|Today is Veterans Day, a national holiday, first proclaimed as Armistice Day by President Woodrow Wilson in 1919 with the following words: To us in America, the reflections of Armistice Day will be filled with solemn pride in the heroism of those who died in the country’s service and with gratitude for the victory, both because of the thing from which it has freed us and because of the opportunity it has given America to show her sympathy with peace and justice in the councils of the nations…
Armistice Day commemorated the end of World War I – known at the time as “The Great War.” The War officially ended when the Treaty of Versailles was signed on June 28, 1919, in the Palace of Versailles outside the town of Versailles, France. However, fighting had ceased seven months earlier when an armistice, or temporary cessation of hostilities, between the Allied nations and Germany went into effect on the eleventh hour of the eleventh day of the eleventh month. November 11, 1918, was regarded as the end of “the war to end all wars.”
|Armistice Day became a legal holiday through congressional action on May 13, 1938. (52 Stat. 351; 5 U. S. Code, Sec. 87a). Armistice Day was a day dedicated to world peace and to honor veterans of World War I. In 1954 the 83rd Congress amended the Act of 1938 by changing the word “Armistice” to “Veterans” following World War II and the Korean Conflict. With the approval of this legislation (Public Law 380) on June 1, 1954, November 11th became a day to honor American veterans of all wars.

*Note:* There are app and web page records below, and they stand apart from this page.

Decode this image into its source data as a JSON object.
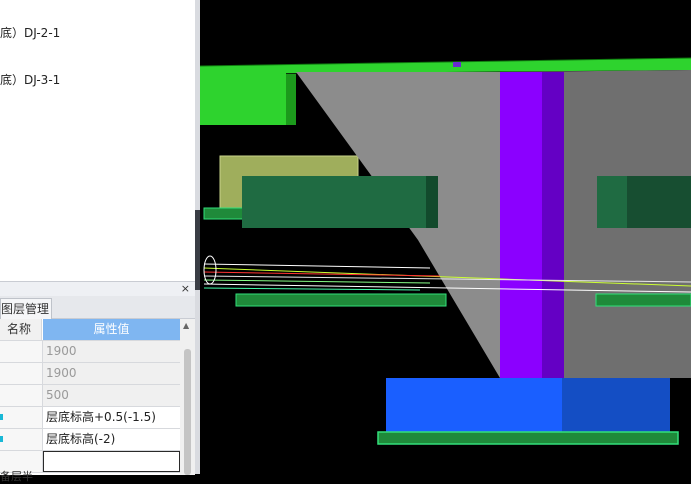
{
  "tree": {
    "items": [
      {
        "label": "底）DJ-2-1"
      },
      {
        "label": "底）DJ-3-1"
      }
    ]
  },
  "properties_panel": {
    "close_glyph": "×",
    "tabs": [
      {
        "label": "图层管理"
      }
    ],
    "columns": {
      "name": "名称",
      "value": "属性值"
    },
    "rows": [
      {
        "value": "1900",
        "readonly": true
      },
      {
        "value": "1900",
        "readonly": true
      },
      {
        "value": "500",
        "readonly": true
      },
      {
        "value": "层底标高+0.5(-1.5)",
        "readonly": false
      },
      {
        "value": "层底标高(-2)",
        "readonly": false
      },
      {
        "value": "",
        "readonly": false
      }
    ],
    "partial_row_name": "备层半"
  },
  "viewport": {
    "description_colors": {
      "background": "#000000",
      "slab": "#2ed32e",
      "pile_cap": "#8c8c8c",
      "column": "#8b00ff",
      "beam": "#1f6b42",
      "footing": "#1a5fff"
    }
  }
}
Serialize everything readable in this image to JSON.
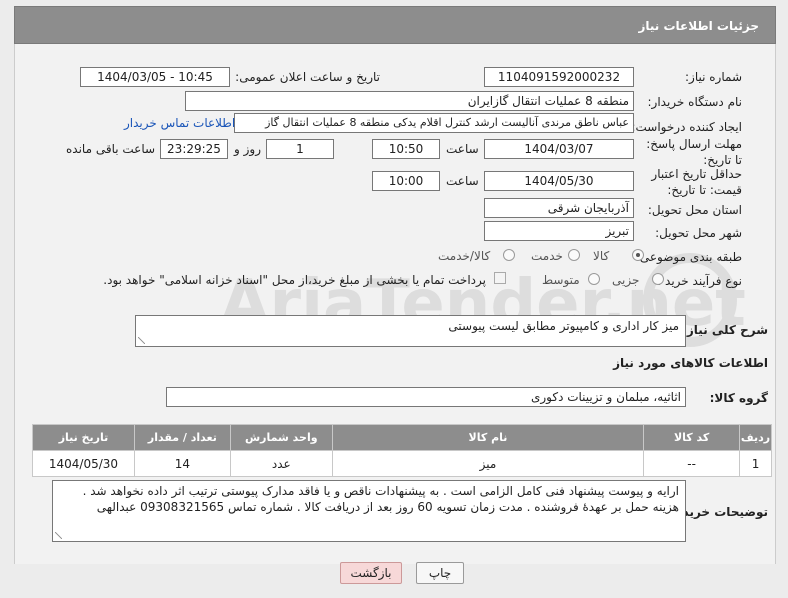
{
  "header": {
    "title": "جزئیات اطلاعات نیاز"
  },
  "form": {
    "need_number_label": "شماره نیاز:",
    "need_number": "1104091592000232",
    "announce_label": "تاریخ و ساعت اعلان عمومی:",
    "announce_value": "1404/03/05 - 10:45",
    "buyer_org_label": "نام دستگاه خریدار:",
    "buyer_org": "منطقه 8 عملیات انتقال گازایران",
    "creator_label": "ایجاد کننده درخواست:",
    "creator": "عباس ناطق مرندی آنالیست ارشد کنترل اقلام یدکی منطقه 8 عملیات انتقال گاز",
    "contact_link": "اطلاعات تماس خریدار",
    "reply_deadline_label": "مهلت ارسال پاسخ: تا تاریخ:",
    "reply_date": "1404/03/07",
    "time_label": "ساعت",
    "reply_time": "10:50",
    "days_value": "1",
    "days_label": "روز و",
    "remaining_time": "23:29:25",
    "remaining_label": "ساعت باقی مانده",
    "validity_label": "حداقل تاریخ اعتبار قیمت: تا تاریخ:",
    "validity_date": "1404/05/30",
    "validity_time": "10:00",
    "province_label": "استان محل تحویل:",
    "province": "آذربایجان شرقی",
    "city_label": "شهر محل تحویل:",
    "city": "تبریز",
    "category_label": "طبقه بندی موضوعی:",
    "category_options": [
      "کالا",
      "خدمت",
      "کالا/خدمت"
    ],
    "purchase_type_label": "نوع فرآیند خرید :",
    "purchase_options": [
      "جزیی",
      "متوسط"
    ],
    "payment_note": "پرداخت تمام یا بخشی از مبلغ خرید،از محل \"اسناد خزانه اسلامی\" خواهد بود."
  },
  "description": {
    "label": "شرح کلی نیاز:",
    "value": "میز کار اداری و کامپیوتر مطابق لیست پیوستی"
  },
  "goods": {
    "section_title": "اطلاعات کالاهای مورد نیاز",
    "group_label": "گروه کالا:",
    "group_value": "اثاثیه، مبلمان و تزیینات دکوری",
    "columns": [
      "ردیف",
      "کد کالا",
      "نام کالا",
      "واحد شمارش",
      "تعداد / مقدار",
      "تاریخ نیاز"
    ],
    "rows": [
      [
        "1",
        "--",
        "میز",
        "عدد",
        "14",
        "1404/05/30"
      ]
    ]
  },
  "buyer_notes": {
    "label": "توضیحات خریدار:",
    "value": "ارایه و پیوست پیشنهاد فنی کامل الزامی است . به پیشنهادات ناقص و یا فاقد مدارک پیوستی ترتیب اثر داده نخواهد شد . هزینه حمل بر عهدهٔ فروشنده . مدت زمان تسویه 60 روز بعد از دریافت کالا . شماره تماس 09308321565 عبدالهی"
  },
  "buttons": {
    "print": "چاپ",
    "back": "بازگشت"
  },
  "watermark": {
    "text": "AriaTender.net"
  },
  "colors": {
    "header_bg": "#8d8d8d",
    "link": "#1a55b8",
    "back_button": "#f7d8d8"
  }
}
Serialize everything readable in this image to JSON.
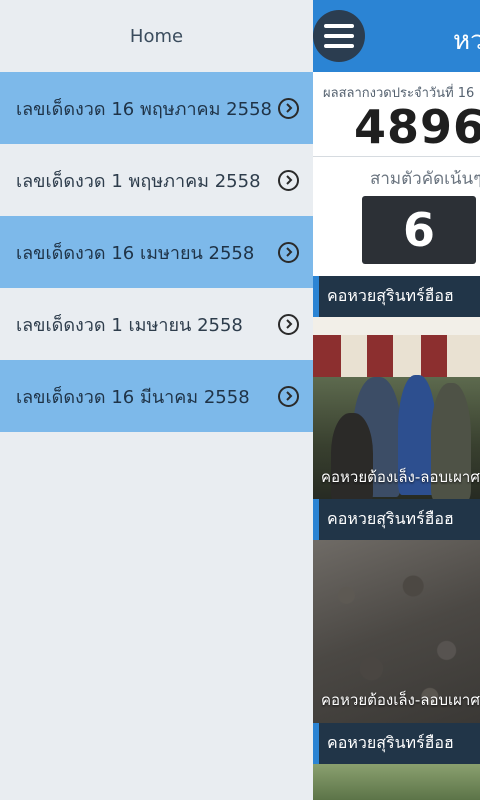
{
  "drawer": {
    "home_label": "Home",
    "items": [
      {
        "label": "เลขเด็ดงวด 16 พฤษภาคม 2558",
        "highlighted": true
      },
      {
        "label": "เลขเด็ดงวด 1 พฤษภาคม 2558",
        "highlighted": false
      },
      {
        "label": "เลขเด็ดงวด 16 เมษายน 2558",
        "highlighted": true
      },
      {
        "label": "เลขเด็ดงวด 1 เมษายน 2558",
        "highlighted": false
      },
      {
        "label": "เลขเด็ดงวด 16 มีนาคม 2558",
        "highlighted": true
      }
    ],
    "item_icon": "chevron-right-circle-icon"
  },
  "main": {
    "title": "หว",
    "menu_icon": "hamburger-menu-icon",
    "result_date_label": "ผลสลากงวดประจำวันที่ 16",
    "result_number": "4896",
    "three_digit_label": "สามตัวคัดเน้นๆ",
    "highlight_digit": "6",
    "news": [
      {
        "heading": "คอหวยสุรินทร์ฮือฮ",
        "caption": "คอหวยต้องเล็ง-ลอบเผาศ"
      },
      {
        "heading": "คอหวยสุรินทร์ฮือฮ",
        "caption": "คอหวยต้องเล็ง-ลอบเผาศ"
      },
      {
        "heading": "คอหวยสุรินทร์ฮือฮ",
        "caption": ""
      }
    ]
  },
  "colors": {
    "topbar": "#2b84d4",
    "highlight_row": "#7db9ea",
    "drawer_bg": "#e9edf1",
    "news_head": "#213548"
  }
}
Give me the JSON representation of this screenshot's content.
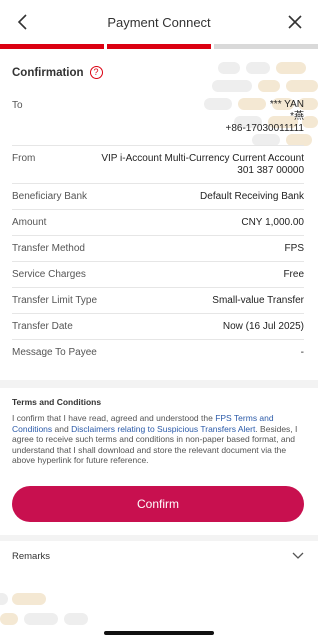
{
  "header": {
    "title": "Payment Connect",
    "back_icon": "chevron-left-icon",
    "close_icon": "close-icon"
  },
  "progress": {
    "steps_total": 3,
    "steps_done": 2,
    "done_color": "#db0011",
    "pending_color": "#d9d9d9"
  },
  "confirmation": {
    "title": "Confirmation",
    "help_symbol": "?",
    "rows": {
      "to": {
        "label": "To",
        "name_line1": "*** YAN",
        "name_line2": "*燕",
        "phone": "+86-17030011111"
      },
      "from": {
        "label": "From",
        "account_name": "VIP i-Account Multi-Currency Current Account",
        "account_number": "301 387 00000"
      },
      "bank": {
        "label": "Beneficiary Bank",
        "value": "Default Receiving Bank"
      },
      "amount": {
        "label": "Amount",
        "value": "CNY 1,000.00"
      },
      "method": {
        "label": "Transfer Method",
        "value": "FPS"
      },
      "charges": {
        "label": "Service Charges",
        "value": "Free"
      },
      "limit": {
        "label": "Transfer Limit Type",
        "value": "Small-value Transfer"
      },
      "date": {
        "label": "Transfer Date",
        "value": "Now (16 Jul 2025)"
      },
      "message": {
        "label": "Message To Payee",
        "value": "-"
      }
    }
  },
  "terms": {
    "title": "Terms and Conditions",
    "text_1": "I confirm that I have read, agreed and understood the ",
    "link_1": "FPS Terms and Conditions",
    "text_2": " and ",
    "link_2": "Disclaimers relating to Suspicious Transfers Alert",
    "text_3": ". Besides, I agree to receive such terms and conditions in non-paper based format, and understand that I shall download and store the relevant document via the above hyperlink for future reference."
  },
  "confirm_button": {
    "label": "Confirm",
    "color": "#c8104f"
  },
  "remarks": {
    "label": "Remarks",
    "icon": "chevron-down-icon"
  },
  "colors": {
    "accent": "#db0011",
    "link": "#2b5aa8",
    "decor": "#f4e8d3"
  }
}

The observance of Veterans Day moved to Monday, along with Washington’s Birthday, Memorial Day, Veterans Day, and Columbus Day, when the Uniform Holiday Bill (Public Law 90-363 (82 Stat. 250)) was signed on June 28, 1968. This was unpopular with many states, who continued to observe Veterans Day on November 11th, and ignored the legislation. In response to the desires of the the majority of state legislatures, all veterans service organizations, and the American people, Gerald R. Ford signed Public Law 94-97 (89 Stat. 479) on September 20, 1975, which returned the annual observance of Veterans Day to its original date of November 11, beginning in 1978.
Today is the longest day of the year – or the shortest night. Depends on how you look at it. In short – it’s the Summer Solstice. Couldn’t tell it here . . . thunder storms obliterated this evening’s sunset.
It’s also Father’s Day (for one father), or Fathers’ Day (for many fathers), or Fathers Day, but nobody seems to spell it that way. I’ve missed my dad for over 14 years, since he crossed over. I visited my wonderful father-in-law yesterday.
I have lots of pictures of my dad, all dressed up in a suit, or positioned exactly behind my mother by an unseen professional photographer. But it’s photos like this, in his Oshkosh overalls, that I like best. This is vintage, Dad posing for a child taking an imaginary photo, playing with the dog. Posing in front of a shed my mother wanted torn down, beside a rusty barrel that she wanted thrown out.
There are places I remember
All my life though some have changed
Some forever, not for better
Some have gone and some remain
Beatles – In My Life
A charcoal-grilled hamburger (no gas cooking here), potato salad, a cold beer, rhubarb crisp — ah, now it’s summer. All on our newly built deck. I doubt that nowhere in the world does anyone glory in a sunny warm day more than in Minnesota, and especially after this past winter, the longest the natives remember for a long time. I remember previous years that we hoped for at least one dry cookout-worthy day during the Memorial Day weekend, since this part of May is typically rainy. Not so this year — the lawn is already crunchy dry, and we’re hoping for rain. Not a good omen for the farmers!
According to the History Channel site, Memorial Day was first widely observed on May 30, 1868, to commemorate the sacrifices of Civil War soldiers, by proclamation of General John A. Logan of the Grand Army of the Republic, an organization of former sailors and soldiers. In 1971, Congress declared Memorial Day a national holiday to be celebrated the last Monday in May. In my memory, while we celebrate the memory of veterans’ sacrifices, we also decorate family graves on Memorial Day. And so, this weekend we ran between multiple cemeteries, placing decorations and flowers.
There are two constants in almost all small towns around here . . . a library (of course) and some kind of park that memorializes local war heroes. Just across the state border in my hometown, there is a bench remembering my cousin, killed in Vietnam. Also a wall, that looks not so strangely like one in Washington D.C., that honors all local guys and gals who’ve served in the military service.